Could you reproduce all of the entries below without a single change?

[Opening RECORD EXTRACTS section]

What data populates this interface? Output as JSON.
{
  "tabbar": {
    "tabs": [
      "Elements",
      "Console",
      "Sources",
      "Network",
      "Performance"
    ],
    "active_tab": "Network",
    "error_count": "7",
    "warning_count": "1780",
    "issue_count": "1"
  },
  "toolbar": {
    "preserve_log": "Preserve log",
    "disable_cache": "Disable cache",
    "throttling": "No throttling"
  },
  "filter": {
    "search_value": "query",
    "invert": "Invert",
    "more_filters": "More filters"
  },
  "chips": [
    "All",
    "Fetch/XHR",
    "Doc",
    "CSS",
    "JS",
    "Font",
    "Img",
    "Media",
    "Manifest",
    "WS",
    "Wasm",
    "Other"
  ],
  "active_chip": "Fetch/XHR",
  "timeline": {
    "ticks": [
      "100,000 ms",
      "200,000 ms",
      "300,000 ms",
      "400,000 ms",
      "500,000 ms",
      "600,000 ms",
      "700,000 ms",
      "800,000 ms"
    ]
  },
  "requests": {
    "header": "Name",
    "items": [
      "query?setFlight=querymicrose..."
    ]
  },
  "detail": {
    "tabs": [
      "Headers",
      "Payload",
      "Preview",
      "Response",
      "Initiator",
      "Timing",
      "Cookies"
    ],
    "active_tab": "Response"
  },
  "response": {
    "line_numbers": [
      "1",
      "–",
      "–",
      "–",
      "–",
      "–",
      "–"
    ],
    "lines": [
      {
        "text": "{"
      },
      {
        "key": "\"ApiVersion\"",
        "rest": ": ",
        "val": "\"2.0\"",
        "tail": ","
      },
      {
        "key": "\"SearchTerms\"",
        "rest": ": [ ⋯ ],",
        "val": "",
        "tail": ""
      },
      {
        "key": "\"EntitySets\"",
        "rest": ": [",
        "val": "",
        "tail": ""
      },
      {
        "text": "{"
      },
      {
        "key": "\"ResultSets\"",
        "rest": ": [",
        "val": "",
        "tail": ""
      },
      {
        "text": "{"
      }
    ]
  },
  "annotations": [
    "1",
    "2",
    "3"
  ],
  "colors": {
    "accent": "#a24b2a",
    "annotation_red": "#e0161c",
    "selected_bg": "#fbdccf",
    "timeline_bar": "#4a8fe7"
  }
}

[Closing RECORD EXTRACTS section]

REPLY TO THE EXERCISE.
What data populates this interface? Output as JSON.
{
  "tabbar": {
    "tabs": [
      "Elements",
      "Console",
      "Sources",
      "Network",
      "Performance"
    ],
    "active_tab": "Network",
    "error_count": "7",
    "warning_count": "1780",
    "issue_count": "1"
  },
  "toolbar": {
    "preserve_log": "Preserve log",
    "disable_cache": "Disable cache",
    "throttling": "No throttling"
  },
  "filter": {
    "search_value": "query",
    "invert": "Invert",
    "more_filters": "More filters"
  },
  "chips": [
    "All",
    "Fetch/XHR",
    "Doc",
    "CSS",
    "JS",
    "Font",
    "Img",
    "Media",
    "Manifest",
    "WS",
    "Wasm",
    "Other"
  ],
  "active_chip": "Fetch/XHR",
  "timeline": {
    "ticks": [
      "100,000 ms",
      "200,000 ms",
      "300,000 ms",
      "400,000 ms",
      "500,000 ms",
      "600,000 ms",
      "700,000 ms",
      "800,000 ms"
    ]
  },
  "requests": {
    "header": "Name",
    "items": [
      "query?setFlight=querymicrose..."
    ]
  },
  "detail": {
    "tabs": [
      "Headers",
      "Payload",
      "Preview",
      "Response",
      "Initiator",
      "Timing",
      "Cookies"
    ],
    "active_tab": "Response"
  },
  "response": {
    "line_numbers": [
      "1",
      "–",
      "–",
      "–",
      "–",
      "–",
      "–"
    ],
    "lines": [
      {
        "text": "{"
      },
      {
        "key": "\"ApiVersion\"",
        "rest": ": ",
        "val": "\"2.0\"",
        "tail": ","
      },
      {
        "key": "\"SearchTerms\"",
        "rest": ": [ ⋯ ],",
        "val": "",
        "tail": ""
      },
      {
        "key": "\"EntitySets\"",
        "rest": ": [",
        "val": "",
        "tail": ""
      },
      {
        "text": "{"
      },
      {
        "key": "\"ResultSets\"",
        "rest": ": [",
        "val": "",
        "tail": ""
      },
      {
        "text": "{"
      }
    ]
  },
  "annotations": [
    "1",
    "2",
    "3"
  ],
  "colors": {
    "accent": "#a24b2a",
    "annotation_red": "#e0161c",
    "selected_bg": "#fbdccf",
    "timeline_bar": "#4a8fe7"
  }
}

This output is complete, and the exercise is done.